To the forces of the north, the truths of the declaration were born out of the self evident nature of the process of truth, that all men were created equal. To have the republic exist in an atmosphere that blasphemed the foundational truth, where some men were held by other men as slaves, corrupted this truth, and threatened its self evidence. For the forces of the South, liberty and pursuit of happiness demanded each individual rationalize the interpretation of optimal truth, and not once again, have some distant outside power determine the direction and pace of their understanding. Laws that warped the ultimate individual pursuit of truth, were as such artificial, and could be nullified. Each saw themselves as upholding the truths expressed 80 years before, and were willing to impel the other side to accept their version, at the potential cost of ultimate individual sacrifice. Across the fields of Gettysburg would be decided who owned the truth of the Founders.
Over the next four days, the nation will crescendo to the celebration of the fourth day as the culmination of the unique moment of expression known as the American experiment. It was perhaps a necessary historical prism, that the declaration of one generation of Americans would be tested in such an extreme test of blood by another generation of Americans, and settled in the very same state, on the very same day on the calendar. It is the unfortunate ignorance of our time, that so many our current celebrators will have absolutely no understanding of the reasons for the celebration, or the events that occurred in Gettysburg that were its ultimate test.
Our current truths have now devolved to pure experience, and rationality has been demoted to the dustbin. Current thought has no precedence and needs no evidence. It is a child only of feelings and impulses. We see the truth as settled, because we want it to be so. We warp equality to force equality. We desire equality of outcome, not of opportunity. We see our science as existing to reinforce our ideals, not helping to define them. We live in a darker age where are willing to have a government exist as our superior arbiter in matters of ultimate truth, determining the elements of our health, the accepted norms of our education, even the means of our energy, the morality of our entrepreneurship, and the notion of our family. We are left to argue only our wants and are needs, not our aspirations and our challenges.
Within the next four days, a moment to remind ourselves about who we are, and how we came to be, offers an opportunity to retrench from our current waywardness. Celebrations are wonderful, but hollow without context. When you see the flag waving in celebration, look at the stars and stripes as reflections of the journey for truth this country was founded upon, and the constant struggle required to participate in such a journey.
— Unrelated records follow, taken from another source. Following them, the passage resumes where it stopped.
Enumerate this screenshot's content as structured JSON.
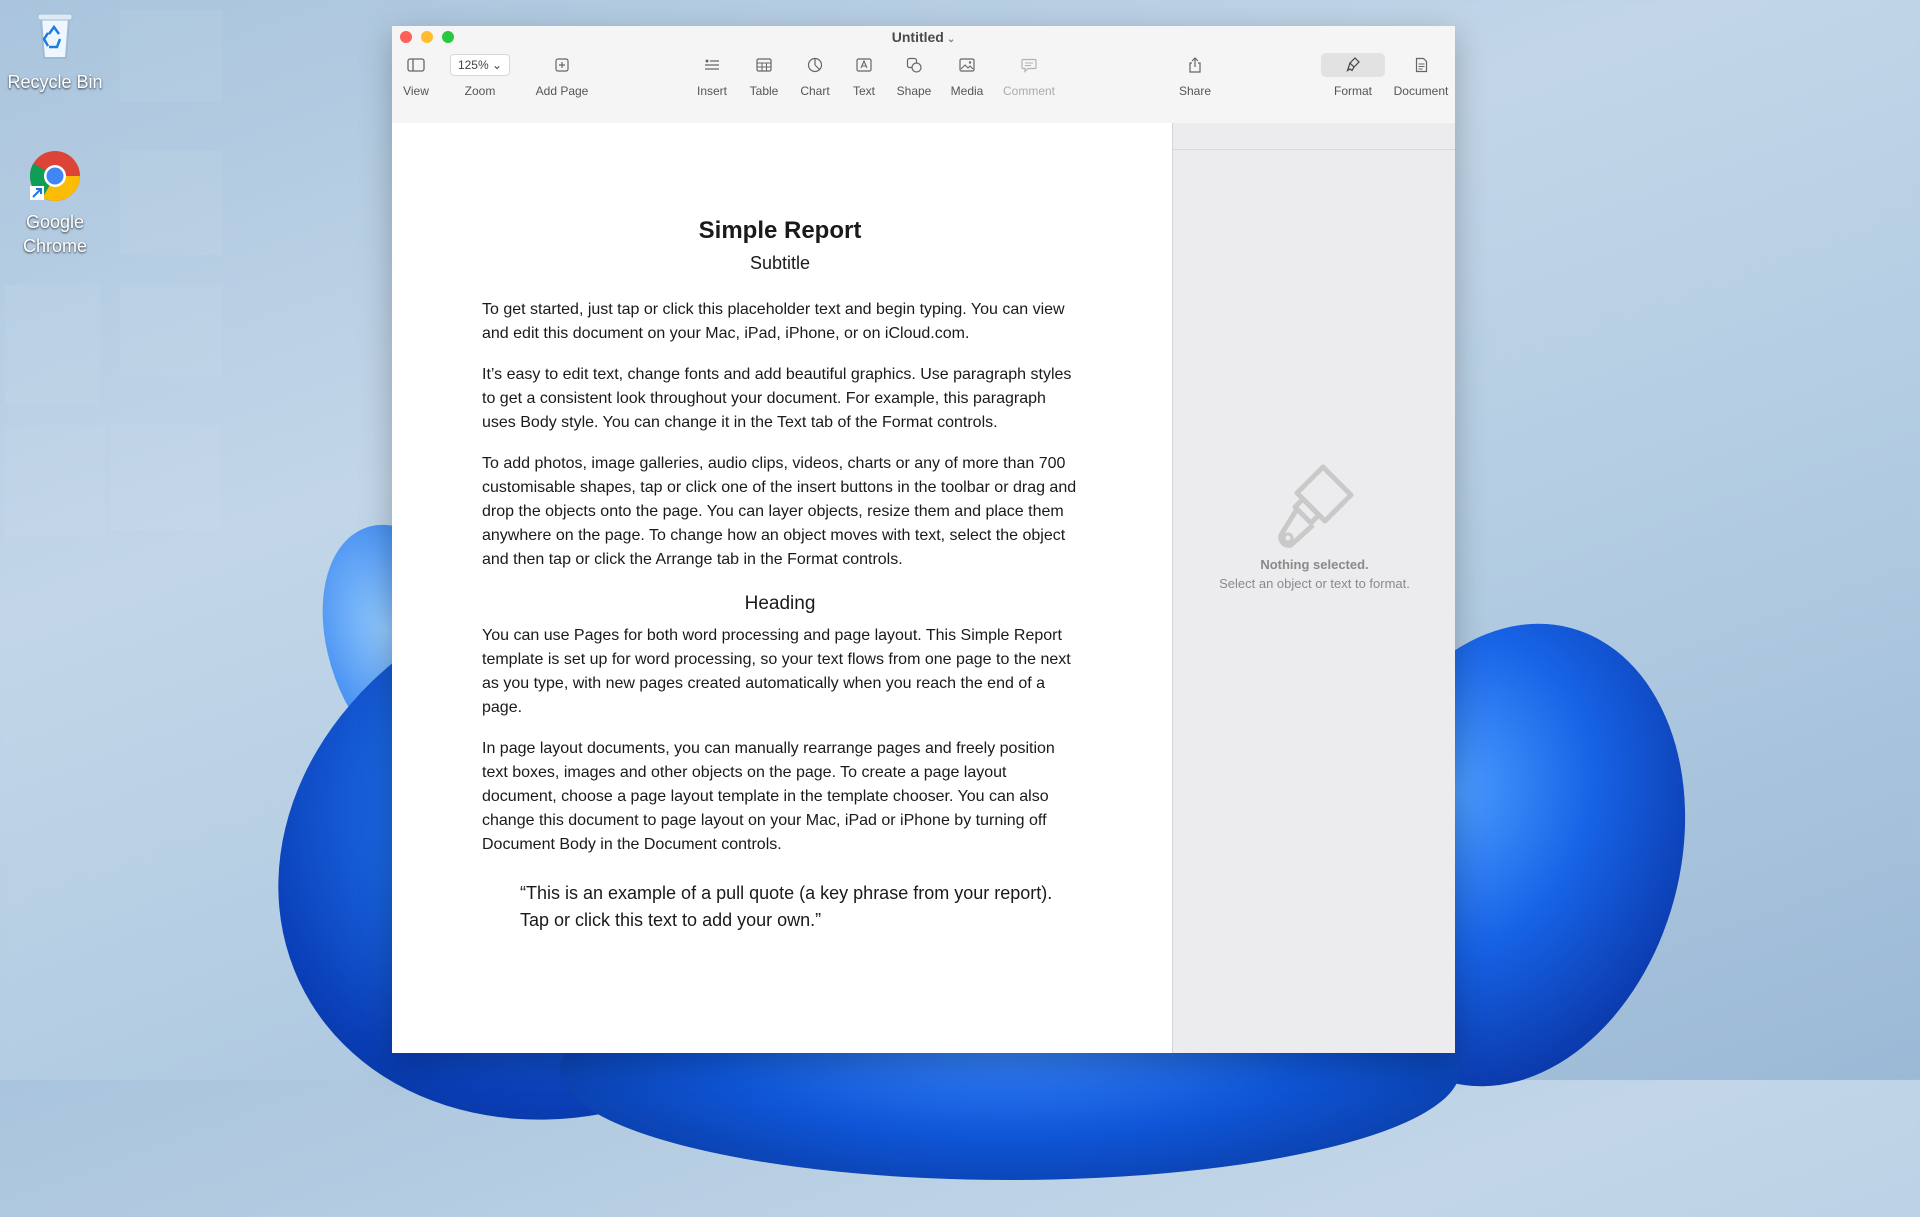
{
  "desktop": {
    "icons": [
      {
        "label": "Recycle Bin",
        "icon": "recycle-bin-icon"
      },
      {
        "label": "Google Chrome",
        "icon": "chrome-icon"
      }
    ]
  },
  "window": {
    "title": "Untitled",
    "toolbar": {
      "view": "View",
      "zoom_value": "125%",
      "zoom": "Zoom",
      "add_page": "Add Page",
      "insert": "Insert",
      "table": "Table",
      "chart": "Chart",
      "text": "Text",
      "shape": "Shape",
      "media": "Media",
      "comment": "Comment",
      "share": "Share",
      "format": "Format",
      "document": "Document"
    }
  },
  "document": {
    "title": "Simple Report",
    "subtitle": "Subtitle",
    "paragraphs": [
      "To get started, just tap or click this placeholder text and begin typing. You can view and edit this document on your Mac, iPad, iPhone, or on iCloud.com.",
      "It’s easy to edit text, change fonts and add beautiful graphics. Use paragraph styles to get a consistent look throughout your document. For example, this paragraph uses Body style. You can change it in the Text tab of the Format controls.",
      "To add photos, image galleries, audio clips, videos, charts or any of more than 700 customisable shapes, tap or click one of the insert buttons in the toolbar or drag and drop the objects onto the page. You can layer objects, resize them and place them anywhere on the page. To change how an object moves with text, select the object and then tap or click the Arrange tab in the Format controls."
    ],
    "heading": "Heading",
    "paragraphs2": [
      "You can use Pages for both word processing and page layout. This Simple Report template is set up for word processing, so your text flows from one page to the next as you type, with new pages created automatically when you reach the end of a page.",
      "In page layout documents, you can manually rearrange pages and freely position text boxes, images and other objects on the page. To create a page layout document, choose a page layout template in the template chooser. You can also change this document to page layout on your Mac, iPad or iPhone by turning off Document Body in the Document controls."
    ],
    "pull_quote": "“This is an example of a pull quote (a key phrase from your report). Tap or click this text to add your own.”"
  },
  "sidebar": {
    "empty_title": "Nothing selected.",
    "empty_hint": "Select an object or text to format.",
    "icon": "paintbrush-icon"
  }
}
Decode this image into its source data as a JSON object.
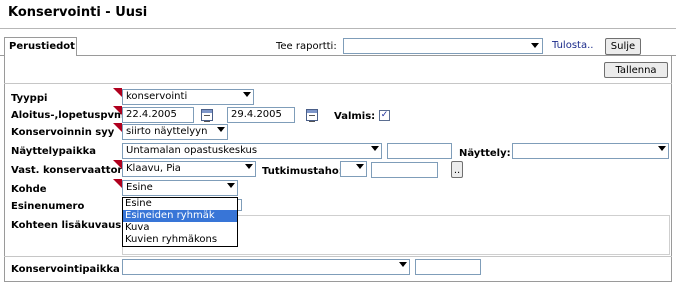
{
  "header": {
    "title": "Konservointi  - Uusi"
  },
  "tabs": [
    {
      "label": "Perustiedot"
    }
  ],
  "toolbar": {
    "report_label": "Tee raportti:",
    "report_value": "",
    "print_link": "Tulosta..",
    "close_label": "Sulje",
    "save_label": "Tallenna"
  },
  "form": {
    "tyyppi": {
      "label": "Tyyppi",
      "value": "konservointi"
    },
    "dates": {
      "label": "Aloitus-,lopetuspvm",
      "start": "22.4.2005",
      "end": "29.4.2005"
    },
    "valmis": {
      "label": "Valmis:",
      "checked": true,
      "mark": "✓"
    },
    "syy": {
      "label": "Konservoinnin syy",
      "value": "siirto näyttelyyn"
    },
    "nayttelypaikka": {
      "label": "Näyttelypaikka",
      "value": "Untamalan opastuskeskus",
      "extra": ""
    },
    "nayttely": {
      "label": "Näyttely:",
      "value": ""
    },
    "konservaattori": {
      "label": "Vast. konservaattori",
      "value": "Klaavu, Pia"
    },
    "tutkimustaho": {
      "label": "Tutkimustaho:",
      "value": "",
      "extra": "",
      "button": ".."
    },
    "kohde": {
      "label": "Kohde",
      "value": "Esine",
      "options": [
        "Esine",
        "Esineiden ryhmäk",
        "Kuva",
        "Kuvien ryhmäkons"
      ],
      "highlighted_index": 1
    },
    "esinenumero": {
      "label": "Esinenumero"
    },
    "lisakuvaus": {
      "label": "Kohteen lisäkuvaus",
      "value": ""
    },
    "konservointipaikka": {
      "label": "Konservointipaikka",
      "value": "",
      "extra": ""
    }
  },
  "colors": {
    "required_marker": "#b0001e",
    "highlight": "#3875d7",
    "link": "#1a2a8a"
  }
}
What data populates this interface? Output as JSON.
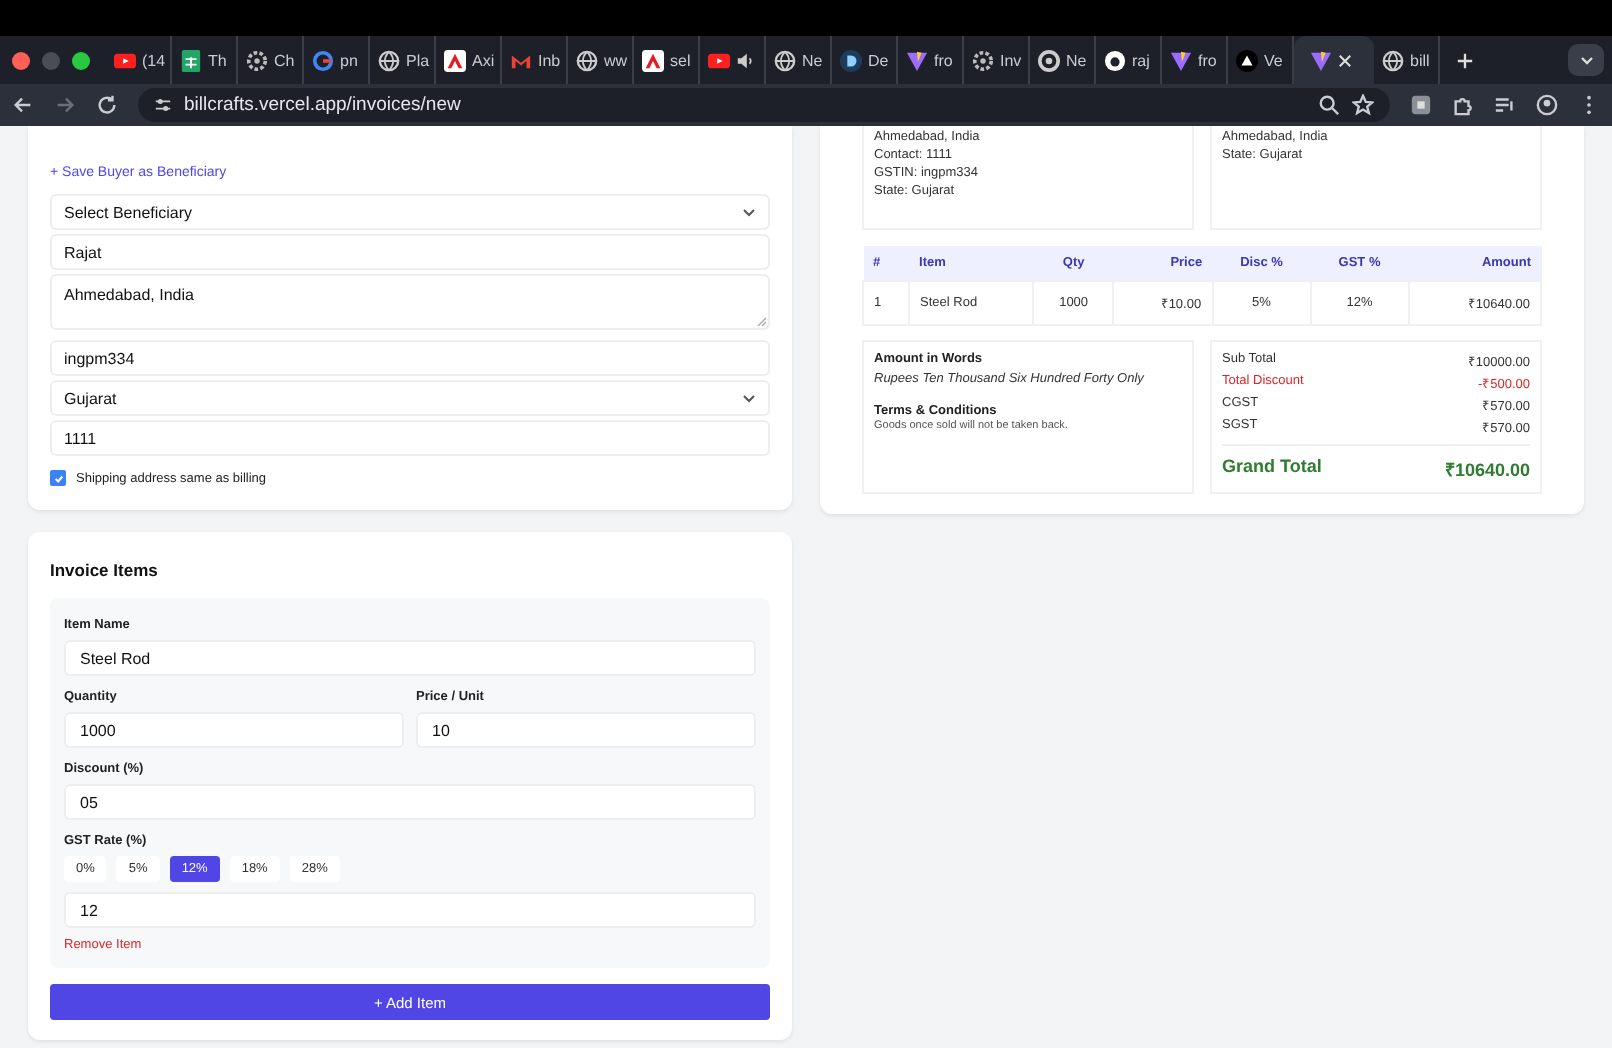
{
  "browser": {
    "tabs": [
      {
        "kind": "youtube",
        "title": "(14",
        "audio": false,
        "selected": false
      },
      {
        "kind": "sheets",
        "title": "Th",
        "audio": false,
        "selected": false
      },
      {
        "kind": "gear",
        "title": "Ch",
        "audio": false,
        "selected": false
      },
      {
        "kind": "google",
        "title": "pn",
        "audio": false,
        "selected": false
      },
      {
        "kind": "globe",
        "title": "Pla",
        "audio": false,
        "selected": false
      },
      {
        "kind": "adobe",
        "title": "Axi",
        "audio": false,
        "selected": false
      },
      {
        "kind": "gmail",
        "title": "Inb",
        "audio": false,
        "selected": false
      },
      {
        "kind": "globe",
        "title": "ww",
        "audio": false,
        "selected": false
      },
      {
        "kind": "adobe",
        "title": "sel",
        "audio": false,
        "selected": false
      },
      {
        "kind": "youtube",
        "audio": true,
        "selected": false
      },
      {
        "kind": "globe",
        "title": "Ne",
        "audio": false,
        "selected": false
      },
      {
        "kind": "letter",
        "title": "De",
        "audio": false,
        "selected": false
      },
      {
        "kind": "vite",
        "title": "fro",
        "audio": false,
        "selected": false
      },
      {
        "kind": "gear",
        "title": "Inv",
        "audio": false,
        "selected": false
      },
      {
        "kind": "chrome",
        "title": "Ne",
        "audio": false,
        "selected": false
      },
      {
        "kind": "github",
        "title": "raj",
        "audio": false,
        "selected": false
      },
      {
        "kind": "vite",
        "title": "fro",
        "audio": false,
        "selected": false
      },
      {
        "kind": "vercel",
        "title": "Ve",
        "audio": false,
        "selected": false
      },
      {
        "kind": "vite",
        "audio": false,
        "selected": true
      },
      {
        "kind": "globe",
        "title": "bill",
        "audio": false,
        "selected": false
      }
    ],
    "url": "billcrafts.vercel.app/invoices/new"
  },
  "buyer_form": {
    "save_link": "+ Save Buyer as Beneficiary",
    "fields": [
      {
        "kind": "select",
        "value": "Select Beneficiary"
      },
      {
        "kind": "input",
        "value": "Rajat"
      },
      {
        "kind": "textarea",
        "value": "Ahmedabad, India"
      },
      {
        "kind": "input",
        "value": "ingpm334"
      },
      {
        "kind": "select",
        "value": "Gujarat"
      },
      {
        "kind": "input",
        "value": "1111"
      }
    ],
    "same_shipping": {
      "label": "Shipping address same as billing",
      "checked": true
    }
  },
  "preview": {
    "billing_lines": [
      "Ahmedabad, India",
      "Contact: 1111",
      "GSTIN: ingpm334",
      "State: Gujarat"
    ],
    "shipping_lines": [
      "Ahmedabad, India",
      "State: Gujarat"
    ],
    "table": {
      "columns": [
        "#",
        "Item",
        "Qty",
        "Price",
        "Disc %",
        "GST %",
        "Amount"
      ],
      "rows": [
        [
          "1",
          "Steel Rod",
          "1000",
          "₹10.00",
          "5%",
          "12%",
          "₹10640.00"
        ]
      ]
    },
    "words_title": "Amount in Words",
    "words": "Rupees Ten Thousand Six Hundred Forty Only",
    "terms_title": "Terms & Conditions",
    "terms": "Goods once sold will not be taken back.",
    "totals": [
      {
        "label": "Sub Total",
        "value": "₹10000.00",
        "kind": "normal"
      },
      {
        "label": "Total Discount",
        "value": "-₹500.00",
        "kind": "discount"
      },
      {
        "label": "CGST",
        "value": "₹570.00",
        "kind": "normal"
      },
      {
        "label": "SGST",
        "value": "₹570.00",
        "kind": "normal"
      }
    ],
    "grand_total": {
      "label": "Grand Total",
      "value": "₹10640.00"
    }
  },
  "items": {
    "title": "Invoice Items",
    "entries": [
      {
        "name_label": "Item Name",
        "name": "Steel Rod",
        "qty_label": "Quantity",
        "qty": "1000",
        "price_label": "Price / Unit",
        "price": "10",
        "discount_label": "Discount (%)",
        "discount": "05",
        "gst_label": "GST Rate (%)",
        "gst_options": [
          {
            "label": "0%",
            "selected": false
          },
          {
            "label": "5%",
            "selected": false
          },
          {
            "label": "12%",
            "selected": true
          },
          {
            "label": "18%",
            "selected": false
          },
          {
            "label": "28%",
            "selected": false
          }
        ],
        "gst": "12",
        "remove": "Remove Item"
      }
    ],
    "add_button": "+ Add Item"
  }
}
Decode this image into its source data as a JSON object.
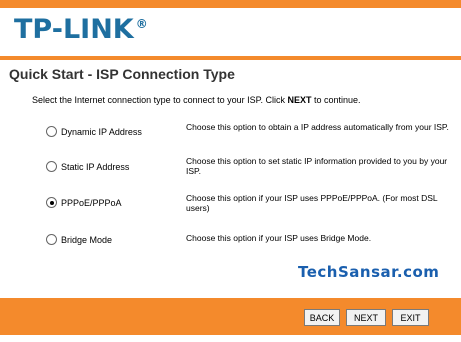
{
  "header": {
    "logo_text": "TP-LINK",
    "logo_mark": "®"
  },
  "page": {
    "title": "Quick Start - ISP Connection Type",
    "instructions_before": "Select the Internet connection type to connect to your ISP. Click ",
    "instructions_bold": "NEXT",
    "instructions_after": " to continue."
  },
  "options": [
    {
      "label": "Dynamic IP Address",
      "selected": false,
      "description": "Choose this option to obtain a IP address automatically from your ISP."
    },
    {
      "label": "Static IP Address",
      "selected": false,
      "description": "Choose this option to set static IP information provided to you by your ISP."
    },
    {
      "label": "PPPoE/PPPoA",
      "selected": true,
      "description": "Choose this option if your ISP uses PPPoE/PPPoA. (For most DSL users)"
    },
    {
      "label": "Bridge Mode",
      "selected": false,
      "description": "Choose this option if your ISP uses Bridge Mode."
    }
  ],
  "watermark": "TechSansar.com",
  "buttons": {
    "back": "BACK",
    "next": "NEXT",
    "exit": "EXIT"
  },
  "colors": {
    "accent": "#f48a2c",
    "logo": "#1e6fa0",
    "watermark": "#1a5fae"
  }
}
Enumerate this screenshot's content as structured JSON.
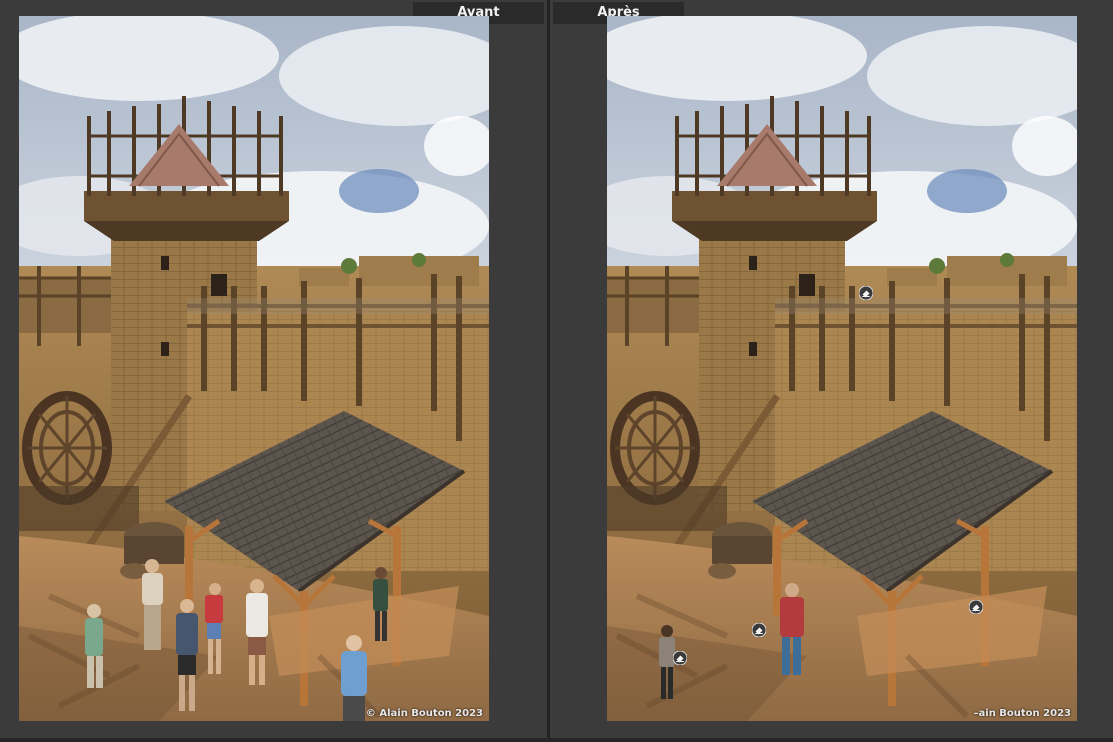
{
  "comparison": {
    "before_label": "Avant",
    "after_label": "Après"
  },
  "photo": {
    "watermark_before": "© Alain Bouton 2023",
    "watermark_after": "–ain Bouton 2023"
  },
  "markers": [
    {
      "icon": "eraser-pin-icon"
    },
    {
      "icon": "eraser-pin-icon"
    },
    {
      "icon": "eraser-pin-icon"
    },
    {
      "icon": "eraser-pin-icon"
    }
  ]
}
The men of Philadelphia in 1776 embarked upon a revolution, the men of Gettysburg fought to ennoble it. In these days of loose and corrupted values, we may need a another revolution, a revolution of truth, to secure the past sacrifices.
In a time of universal deceit, telling the truth is a revolutionary act